# Directions
Return only this: the line with "Transcribe this image's" and all the lines that follow it below, through the final one, exactly as they are.

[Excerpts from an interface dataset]
┌────────
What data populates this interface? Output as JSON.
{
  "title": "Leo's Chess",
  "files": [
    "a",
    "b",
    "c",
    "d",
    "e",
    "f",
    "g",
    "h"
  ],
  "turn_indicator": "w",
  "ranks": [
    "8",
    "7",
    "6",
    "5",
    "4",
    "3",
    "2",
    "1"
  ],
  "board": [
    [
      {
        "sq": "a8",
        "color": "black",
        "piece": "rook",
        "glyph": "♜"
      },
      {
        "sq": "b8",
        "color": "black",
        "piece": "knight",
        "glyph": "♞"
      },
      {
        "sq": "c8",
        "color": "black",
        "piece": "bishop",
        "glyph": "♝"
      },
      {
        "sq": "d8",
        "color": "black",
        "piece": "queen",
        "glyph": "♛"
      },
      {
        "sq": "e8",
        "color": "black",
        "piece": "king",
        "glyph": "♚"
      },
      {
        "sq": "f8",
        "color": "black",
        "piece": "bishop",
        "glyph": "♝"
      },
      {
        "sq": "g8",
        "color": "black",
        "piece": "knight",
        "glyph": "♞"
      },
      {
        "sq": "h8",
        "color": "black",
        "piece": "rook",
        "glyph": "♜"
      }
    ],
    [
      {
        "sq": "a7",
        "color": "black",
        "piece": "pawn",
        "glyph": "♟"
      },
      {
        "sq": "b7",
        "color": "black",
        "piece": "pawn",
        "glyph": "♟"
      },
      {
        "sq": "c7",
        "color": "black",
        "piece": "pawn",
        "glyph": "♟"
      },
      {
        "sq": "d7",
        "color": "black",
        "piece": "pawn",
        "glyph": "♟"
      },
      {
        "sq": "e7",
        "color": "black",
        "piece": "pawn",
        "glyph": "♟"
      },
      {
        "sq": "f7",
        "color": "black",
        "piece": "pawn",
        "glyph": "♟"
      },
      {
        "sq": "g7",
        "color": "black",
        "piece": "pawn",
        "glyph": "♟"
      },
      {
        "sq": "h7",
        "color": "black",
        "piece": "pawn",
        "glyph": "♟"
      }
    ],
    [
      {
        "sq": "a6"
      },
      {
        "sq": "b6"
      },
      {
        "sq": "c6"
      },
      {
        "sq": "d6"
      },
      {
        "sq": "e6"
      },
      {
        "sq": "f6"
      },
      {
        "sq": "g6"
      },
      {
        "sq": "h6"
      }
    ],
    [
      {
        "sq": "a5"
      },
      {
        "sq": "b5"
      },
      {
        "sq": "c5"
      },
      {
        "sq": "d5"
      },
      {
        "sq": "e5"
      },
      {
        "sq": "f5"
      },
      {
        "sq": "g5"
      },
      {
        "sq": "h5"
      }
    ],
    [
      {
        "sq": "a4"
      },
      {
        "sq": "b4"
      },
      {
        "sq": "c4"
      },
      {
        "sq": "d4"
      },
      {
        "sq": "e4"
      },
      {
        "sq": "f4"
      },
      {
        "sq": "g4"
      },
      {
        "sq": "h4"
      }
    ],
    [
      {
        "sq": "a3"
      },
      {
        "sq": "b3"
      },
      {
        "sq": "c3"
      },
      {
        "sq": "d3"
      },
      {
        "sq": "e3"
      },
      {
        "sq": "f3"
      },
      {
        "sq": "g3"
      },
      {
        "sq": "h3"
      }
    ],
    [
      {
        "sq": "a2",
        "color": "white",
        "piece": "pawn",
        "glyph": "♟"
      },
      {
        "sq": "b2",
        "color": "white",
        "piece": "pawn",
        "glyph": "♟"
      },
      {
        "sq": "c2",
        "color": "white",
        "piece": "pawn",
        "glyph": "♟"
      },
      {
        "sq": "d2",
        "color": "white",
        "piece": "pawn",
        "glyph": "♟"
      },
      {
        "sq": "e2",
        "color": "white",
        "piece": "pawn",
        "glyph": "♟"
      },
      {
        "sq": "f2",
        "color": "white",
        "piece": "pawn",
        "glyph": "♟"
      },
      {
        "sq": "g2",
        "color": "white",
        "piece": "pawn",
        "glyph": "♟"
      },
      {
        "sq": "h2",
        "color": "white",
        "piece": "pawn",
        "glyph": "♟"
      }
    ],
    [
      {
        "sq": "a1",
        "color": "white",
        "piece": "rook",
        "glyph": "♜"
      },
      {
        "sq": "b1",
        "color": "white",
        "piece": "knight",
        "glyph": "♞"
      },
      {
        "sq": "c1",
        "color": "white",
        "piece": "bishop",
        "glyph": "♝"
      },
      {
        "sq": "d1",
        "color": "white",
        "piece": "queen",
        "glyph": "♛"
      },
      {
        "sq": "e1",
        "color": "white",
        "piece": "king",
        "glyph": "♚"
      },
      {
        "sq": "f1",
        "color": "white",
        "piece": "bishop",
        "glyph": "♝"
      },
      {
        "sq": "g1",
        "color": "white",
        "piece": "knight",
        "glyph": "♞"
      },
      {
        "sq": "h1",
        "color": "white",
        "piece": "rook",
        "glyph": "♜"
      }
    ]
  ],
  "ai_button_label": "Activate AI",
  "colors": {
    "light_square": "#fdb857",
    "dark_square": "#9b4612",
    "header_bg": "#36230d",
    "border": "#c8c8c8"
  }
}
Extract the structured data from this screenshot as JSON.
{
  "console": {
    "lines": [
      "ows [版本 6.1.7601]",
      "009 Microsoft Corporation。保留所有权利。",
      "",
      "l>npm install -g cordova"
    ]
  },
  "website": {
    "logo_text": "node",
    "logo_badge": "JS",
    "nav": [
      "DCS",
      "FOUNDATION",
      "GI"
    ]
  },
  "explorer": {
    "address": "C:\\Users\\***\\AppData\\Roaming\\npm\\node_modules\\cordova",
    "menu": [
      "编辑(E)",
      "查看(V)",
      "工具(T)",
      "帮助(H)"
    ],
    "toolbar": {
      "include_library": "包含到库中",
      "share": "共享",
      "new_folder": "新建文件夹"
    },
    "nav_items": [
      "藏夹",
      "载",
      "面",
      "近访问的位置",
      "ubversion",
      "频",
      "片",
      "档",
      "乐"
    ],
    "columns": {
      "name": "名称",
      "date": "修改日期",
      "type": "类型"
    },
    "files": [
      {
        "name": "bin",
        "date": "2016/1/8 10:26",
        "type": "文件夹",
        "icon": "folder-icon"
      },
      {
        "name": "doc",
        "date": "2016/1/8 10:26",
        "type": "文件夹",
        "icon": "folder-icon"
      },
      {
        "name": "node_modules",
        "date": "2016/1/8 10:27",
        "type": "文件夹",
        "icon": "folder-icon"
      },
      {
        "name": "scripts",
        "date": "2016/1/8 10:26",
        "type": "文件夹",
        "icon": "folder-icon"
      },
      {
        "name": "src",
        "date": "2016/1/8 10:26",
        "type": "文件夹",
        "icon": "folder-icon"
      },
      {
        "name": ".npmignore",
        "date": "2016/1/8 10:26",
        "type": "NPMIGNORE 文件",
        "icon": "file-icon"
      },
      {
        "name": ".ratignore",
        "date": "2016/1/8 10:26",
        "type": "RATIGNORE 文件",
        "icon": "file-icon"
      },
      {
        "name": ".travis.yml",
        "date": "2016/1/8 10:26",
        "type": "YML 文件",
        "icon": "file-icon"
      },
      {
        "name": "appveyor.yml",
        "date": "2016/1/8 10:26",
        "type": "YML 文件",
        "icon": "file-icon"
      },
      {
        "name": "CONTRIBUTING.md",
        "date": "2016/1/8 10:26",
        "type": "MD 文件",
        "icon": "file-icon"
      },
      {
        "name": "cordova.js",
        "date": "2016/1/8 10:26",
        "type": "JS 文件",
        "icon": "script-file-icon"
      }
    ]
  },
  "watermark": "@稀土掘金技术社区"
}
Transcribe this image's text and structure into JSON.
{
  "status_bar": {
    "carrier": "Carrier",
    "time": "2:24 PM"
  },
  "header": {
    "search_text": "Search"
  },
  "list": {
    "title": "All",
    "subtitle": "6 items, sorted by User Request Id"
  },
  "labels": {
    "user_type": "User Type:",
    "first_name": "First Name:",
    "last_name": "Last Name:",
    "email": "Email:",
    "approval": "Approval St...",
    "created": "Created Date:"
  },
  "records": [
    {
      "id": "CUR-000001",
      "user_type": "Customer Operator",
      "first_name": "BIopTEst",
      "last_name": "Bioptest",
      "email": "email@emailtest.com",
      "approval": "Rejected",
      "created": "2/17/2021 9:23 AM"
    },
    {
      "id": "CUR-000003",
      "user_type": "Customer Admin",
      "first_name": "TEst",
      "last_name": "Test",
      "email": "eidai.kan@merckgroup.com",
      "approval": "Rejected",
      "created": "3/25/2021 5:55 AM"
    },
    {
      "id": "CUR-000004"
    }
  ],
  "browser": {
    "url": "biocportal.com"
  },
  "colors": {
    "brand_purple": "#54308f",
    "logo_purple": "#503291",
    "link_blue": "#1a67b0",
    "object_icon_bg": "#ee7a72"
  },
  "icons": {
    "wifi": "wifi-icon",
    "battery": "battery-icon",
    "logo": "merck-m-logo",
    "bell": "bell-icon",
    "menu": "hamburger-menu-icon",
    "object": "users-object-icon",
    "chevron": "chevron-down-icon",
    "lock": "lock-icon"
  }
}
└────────
# Task response
Transcribe this image's text and structure into JSON.
{
  "status_bar": {
    "carrier": "Carrier",
    "time": "2:24 PM"
  },
  "header": {
    "search_text": "Search"
  },
  "list": {
    "title": "All",
    "subtitle": "6 items, sorted by User Request Id"
  },
  "labels": {
    "user_type": "User Type:",
    "first_name": "First Name:",
    "last_name": "Last Name:",
    "email": "Email:",
    "approval": "Approval St...",
    "created": "Created Date:"
  },
  "records": [
    {
      "id": "CUR-000001",
      "user_type": "Customer Operator",
      "first_name": "BIopTEst",
      "last_name": "Bioptest",
      "email": "email@emailtest.com",
      "approval": "Rejected",
      "created": "2/17/2021 9:23 AM"
    },
    {
      "id": "CUR-000003",
      "user_type": "Customer Admin",
      "first_name": "TEst",
      "last_name": "Test",
      "email": "eidai.kan@merckgroup.com",
      "approval": "Rejected",
      "created": "3/25/2021 5:55 AM"
    },
    {
      "id": "CUR-000004"
    }
  ],
  "browser": {
    "url": "biocportal.com"
  },
  "colors": {
    "brand_purple": "#54308f",
    "logo_purple": "#503291",
    "link_blue": "#1a67b0",
    "object_icon_bg": "#ee7a72"
  },
  "icons": {
    "wifi": "wifi-icon",
    "battery": "battery-icon",
    "logo": "merck-m-logo",
    "bell": "bell-icon",
    "menu": "hamburger-menu-icon",
    "object": "users-object-icon",
    "chevron": "chevron-down-icon",
    "lock": "lock-icon"
  }
}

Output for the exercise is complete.